It bothered me how the only employees of colour were the security guard and the maid. It bothered me even more how no one else seemed bothered by that. Mama T, the maid, was the nicest person I worked with. I would go into the kitchen and lean out the window with tears in my eyes, wondering why I’d come halfway across the world for a job I hated. She didn’t speak any English, but she’d pat my back and smile. The second nicest person worked in the art department. (I also spent a few days interning at GQ, which shared the floor of the office building GLAMOUR was in. It was exactly the same, and again the nicest people were in the art department. Become graphic designers, not writers, kids.)

I know interns aren’t important, but I’d never felt so invisible. One of the nicest people I worked with, outside of the maid and the art department, was the Stories Editor. She’d compliment my manners when I answered the phone and was impressed with my research skills. But she never learned my name. Instead, she called me “Halifax”. Not even Canada – everyone at GLAMOUR was quick to tell people I was from Canada, because who likes Americans? She couldn’t remember the name “Jill”, but for a month solid remembered the name of the small city she’d never heard of before meeting me. It wasn’t a nickname or joke – she honestly did not know my name, no matter how many times she was told. And this was one of the nicest people there.

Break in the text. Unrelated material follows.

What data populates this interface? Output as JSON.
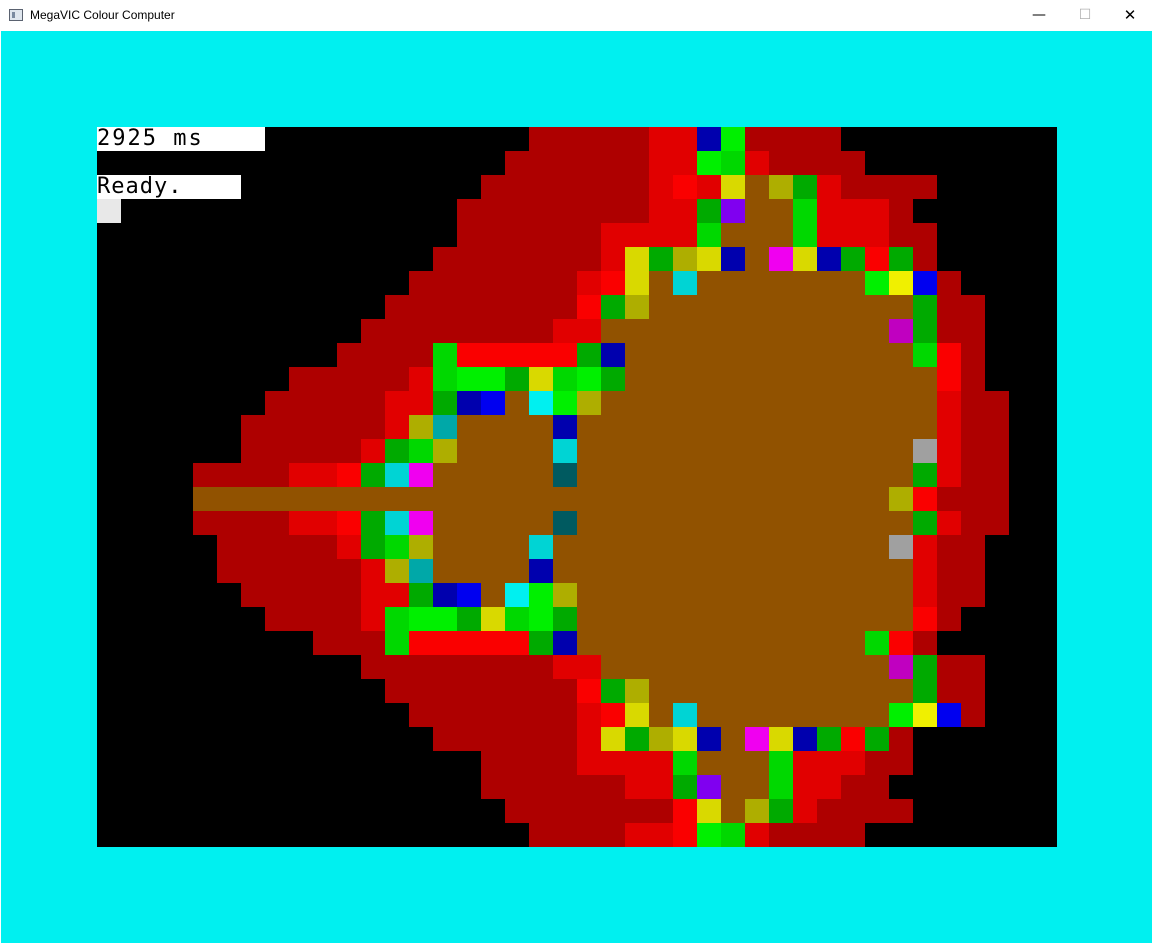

I hated how everyone bent over backwards to please the editor-in-chief, PF. It was like the company had one boss and twenty secretaries. Making her happy was more important than the actual work. Deadlines were tossed aside just to try and secure her a last-minute hair appointment at a trendy salon that was booked months in advance – departmental editors literally spent a whole afternoon in a frenzy, calling in personal favors.

I was on a typical coffee run with my supervisor, Jessica, one afternoon. We had a long list of drinks to purchase for a meeting, and of course everyone wanted something different. We almost ordered PF the wrong flavor of latte, and when I corrected Jessica she turned white, then green. Delivering the wrong coffee would have been the end of the world. The end of her world, anyway. It was then that I realized how much I didn’t want to be a part of it.

After I realized I didn’t want to work at a fashion magazine, the job became a lot more fun. And frankly, Cape Town is so amazing that I was simply living for the weekends and after 5pm. I hated my job and still had the time of my life. The food was amazing – Cape Town is very multicultural and overflowing with fantastic restaurants. I went dancing and to hear great local music. I went on road trips, checked off a bucket list item when I visited Robben Island, and spent lazy Sunday afternoons at the beach. I became pen pals with a Congolese refugee who worked at a monkey sanctuary. The security guard in my building once cooked my friends and I a traditional Tanzanian feast.

I grabbed morning cappuccinos from the café on the ground floor of my building. A short walk to work took me through a park that featured the art museum, the science museum and a family of baby ducks in a pond. A security guard who stood at the gate would smile at me, every day, and say “Working girl on the go!” I loved feeling like a local, and at 21 years old I loved feeling like a professional.

255

There were difficult things, too, obviously. I knew some people who were mugged (though I always felt as safe as I would in New York, or any other big city where you might want to make sure your purse is zipped up) and it was always best to take a cab after dark. I visited Khayelitsha, an impoverished township of mostly shacks, and I met a family in Simon’s Town who’d had their land stolen during apartheid. Every time I left a bar at night, I’d buy two chicken shawarmas from a street car – one for me and one for a kid. Long Street – famous for bars and restaurants – was full of little kids, anywhere from 6 to 10 years old, out by themselves after midnight begging for money. It was heartbreaking.

256

All of it, though – the good and the bad – made it the experience of a lifetime. When else can you take a month (or more) of your life and get an unpaid job in a foreign country? It’s an amazing luxury that is usually exclusive to your early twenties. I’m so glad I did it.

Advertisements